Assignment
Copy all lines below that use the word "amount".

Data provided
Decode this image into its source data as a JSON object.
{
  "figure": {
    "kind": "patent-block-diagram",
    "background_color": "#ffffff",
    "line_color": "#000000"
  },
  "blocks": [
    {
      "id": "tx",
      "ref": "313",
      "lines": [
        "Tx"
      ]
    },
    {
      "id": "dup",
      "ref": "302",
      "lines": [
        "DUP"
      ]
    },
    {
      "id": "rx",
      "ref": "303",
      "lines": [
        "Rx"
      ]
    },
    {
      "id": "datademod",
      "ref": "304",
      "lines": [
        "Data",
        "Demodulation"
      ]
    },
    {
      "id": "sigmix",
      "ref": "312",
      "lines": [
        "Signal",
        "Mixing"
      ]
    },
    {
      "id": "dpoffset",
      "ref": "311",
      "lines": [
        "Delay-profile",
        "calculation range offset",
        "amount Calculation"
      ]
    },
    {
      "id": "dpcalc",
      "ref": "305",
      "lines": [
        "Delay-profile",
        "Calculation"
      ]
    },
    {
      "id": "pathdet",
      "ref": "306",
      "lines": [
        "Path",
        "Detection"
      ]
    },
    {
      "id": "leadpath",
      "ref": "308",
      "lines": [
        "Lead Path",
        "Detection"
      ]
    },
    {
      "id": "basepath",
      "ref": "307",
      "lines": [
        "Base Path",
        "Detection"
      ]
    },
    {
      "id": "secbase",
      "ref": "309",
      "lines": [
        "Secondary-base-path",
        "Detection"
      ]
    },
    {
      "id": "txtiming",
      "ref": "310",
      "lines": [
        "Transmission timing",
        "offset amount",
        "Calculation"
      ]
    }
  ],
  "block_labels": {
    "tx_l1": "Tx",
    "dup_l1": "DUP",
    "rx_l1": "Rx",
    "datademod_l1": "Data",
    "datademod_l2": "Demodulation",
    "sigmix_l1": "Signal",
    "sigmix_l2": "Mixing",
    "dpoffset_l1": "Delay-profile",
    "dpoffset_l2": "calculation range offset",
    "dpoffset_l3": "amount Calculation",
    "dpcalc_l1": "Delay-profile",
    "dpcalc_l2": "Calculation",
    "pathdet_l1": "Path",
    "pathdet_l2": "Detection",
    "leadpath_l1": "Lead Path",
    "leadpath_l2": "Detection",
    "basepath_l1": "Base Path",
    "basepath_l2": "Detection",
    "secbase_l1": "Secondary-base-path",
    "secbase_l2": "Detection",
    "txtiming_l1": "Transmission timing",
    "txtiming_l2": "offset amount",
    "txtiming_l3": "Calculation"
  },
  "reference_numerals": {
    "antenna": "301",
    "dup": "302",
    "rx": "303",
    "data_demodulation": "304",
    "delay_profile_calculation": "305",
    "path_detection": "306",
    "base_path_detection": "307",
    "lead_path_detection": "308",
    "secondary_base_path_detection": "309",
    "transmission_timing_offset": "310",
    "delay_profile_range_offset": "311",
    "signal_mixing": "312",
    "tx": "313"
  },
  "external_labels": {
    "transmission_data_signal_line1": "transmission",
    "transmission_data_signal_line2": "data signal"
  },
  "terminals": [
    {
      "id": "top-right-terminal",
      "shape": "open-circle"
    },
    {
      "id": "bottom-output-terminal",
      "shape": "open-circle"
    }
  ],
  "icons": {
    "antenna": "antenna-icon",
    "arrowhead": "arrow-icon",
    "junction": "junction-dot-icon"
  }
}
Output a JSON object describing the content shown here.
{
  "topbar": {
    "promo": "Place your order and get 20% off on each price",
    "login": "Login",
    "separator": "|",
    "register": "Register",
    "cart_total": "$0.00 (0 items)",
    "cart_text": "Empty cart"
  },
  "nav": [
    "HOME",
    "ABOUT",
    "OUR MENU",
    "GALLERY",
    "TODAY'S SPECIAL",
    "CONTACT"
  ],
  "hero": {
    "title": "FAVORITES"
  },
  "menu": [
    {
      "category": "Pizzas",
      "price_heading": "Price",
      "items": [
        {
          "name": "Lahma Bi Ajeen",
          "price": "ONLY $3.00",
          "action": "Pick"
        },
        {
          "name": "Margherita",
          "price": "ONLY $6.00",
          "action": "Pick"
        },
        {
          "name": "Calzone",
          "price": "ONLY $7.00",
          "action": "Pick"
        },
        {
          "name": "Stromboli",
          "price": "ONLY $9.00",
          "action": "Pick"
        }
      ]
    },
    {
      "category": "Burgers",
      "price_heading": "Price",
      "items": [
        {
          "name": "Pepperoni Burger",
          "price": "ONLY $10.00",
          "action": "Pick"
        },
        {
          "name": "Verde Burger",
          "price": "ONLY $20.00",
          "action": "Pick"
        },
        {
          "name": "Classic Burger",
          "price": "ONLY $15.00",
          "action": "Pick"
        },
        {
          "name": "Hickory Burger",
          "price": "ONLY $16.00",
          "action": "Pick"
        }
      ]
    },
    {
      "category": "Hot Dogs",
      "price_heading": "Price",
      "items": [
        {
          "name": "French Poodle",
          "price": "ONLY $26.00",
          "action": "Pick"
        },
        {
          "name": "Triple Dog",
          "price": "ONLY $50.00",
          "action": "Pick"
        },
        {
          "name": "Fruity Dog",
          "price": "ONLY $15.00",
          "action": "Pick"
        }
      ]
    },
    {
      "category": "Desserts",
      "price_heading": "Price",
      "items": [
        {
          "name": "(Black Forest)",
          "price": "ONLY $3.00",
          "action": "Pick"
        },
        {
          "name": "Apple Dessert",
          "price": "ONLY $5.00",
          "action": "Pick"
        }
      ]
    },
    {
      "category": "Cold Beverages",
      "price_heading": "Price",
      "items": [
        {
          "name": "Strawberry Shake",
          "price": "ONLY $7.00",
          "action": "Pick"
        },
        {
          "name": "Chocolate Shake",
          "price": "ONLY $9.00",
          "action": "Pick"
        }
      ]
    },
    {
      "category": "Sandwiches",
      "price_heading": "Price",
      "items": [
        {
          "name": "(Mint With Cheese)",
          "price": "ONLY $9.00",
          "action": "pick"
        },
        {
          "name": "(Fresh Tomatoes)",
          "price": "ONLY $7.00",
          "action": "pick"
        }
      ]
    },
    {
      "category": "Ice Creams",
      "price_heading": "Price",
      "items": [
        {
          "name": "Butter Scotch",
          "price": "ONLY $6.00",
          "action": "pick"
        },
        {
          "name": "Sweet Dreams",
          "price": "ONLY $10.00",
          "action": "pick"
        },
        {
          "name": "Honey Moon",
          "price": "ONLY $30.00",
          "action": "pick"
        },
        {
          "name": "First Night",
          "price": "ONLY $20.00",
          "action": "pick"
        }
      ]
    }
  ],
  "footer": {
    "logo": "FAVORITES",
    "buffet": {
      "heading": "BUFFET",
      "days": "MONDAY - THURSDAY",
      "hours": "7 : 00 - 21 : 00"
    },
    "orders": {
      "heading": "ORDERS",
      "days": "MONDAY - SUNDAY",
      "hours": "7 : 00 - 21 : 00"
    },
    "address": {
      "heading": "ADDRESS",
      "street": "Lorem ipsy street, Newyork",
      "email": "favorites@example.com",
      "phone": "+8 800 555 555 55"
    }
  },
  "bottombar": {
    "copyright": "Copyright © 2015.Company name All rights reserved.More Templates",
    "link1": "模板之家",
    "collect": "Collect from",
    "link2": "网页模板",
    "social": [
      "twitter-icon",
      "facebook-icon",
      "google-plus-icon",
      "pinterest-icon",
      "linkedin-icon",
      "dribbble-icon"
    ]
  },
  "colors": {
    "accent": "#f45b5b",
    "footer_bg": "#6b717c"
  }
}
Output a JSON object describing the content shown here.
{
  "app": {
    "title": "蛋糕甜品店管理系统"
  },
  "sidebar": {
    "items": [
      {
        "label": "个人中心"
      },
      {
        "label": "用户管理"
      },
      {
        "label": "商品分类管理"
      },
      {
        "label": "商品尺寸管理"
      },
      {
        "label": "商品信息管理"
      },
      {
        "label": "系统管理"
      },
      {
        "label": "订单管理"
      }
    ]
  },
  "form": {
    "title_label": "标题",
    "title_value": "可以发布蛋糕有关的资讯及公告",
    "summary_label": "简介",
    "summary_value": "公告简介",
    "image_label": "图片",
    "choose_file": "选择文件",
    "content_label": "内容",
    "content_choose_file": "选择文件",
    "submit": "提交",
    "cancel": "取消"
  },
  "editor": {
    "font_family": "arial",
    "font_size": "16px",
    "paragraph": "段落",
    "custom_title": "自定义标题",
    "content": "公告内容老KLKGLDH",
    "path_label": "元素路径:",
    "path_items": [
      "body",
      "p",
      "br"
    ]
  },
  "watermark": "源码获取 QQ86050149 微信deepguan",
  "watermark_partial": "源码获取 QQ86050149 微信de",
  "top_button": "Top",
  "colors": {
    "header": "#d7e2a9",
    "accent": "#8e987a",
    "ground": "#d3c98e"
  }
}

Answer space
        "amount Calculation"
        "offset amount",
    "dpoffset_l3": "amount Calculation",
    "txtiming_l2": "offset amount",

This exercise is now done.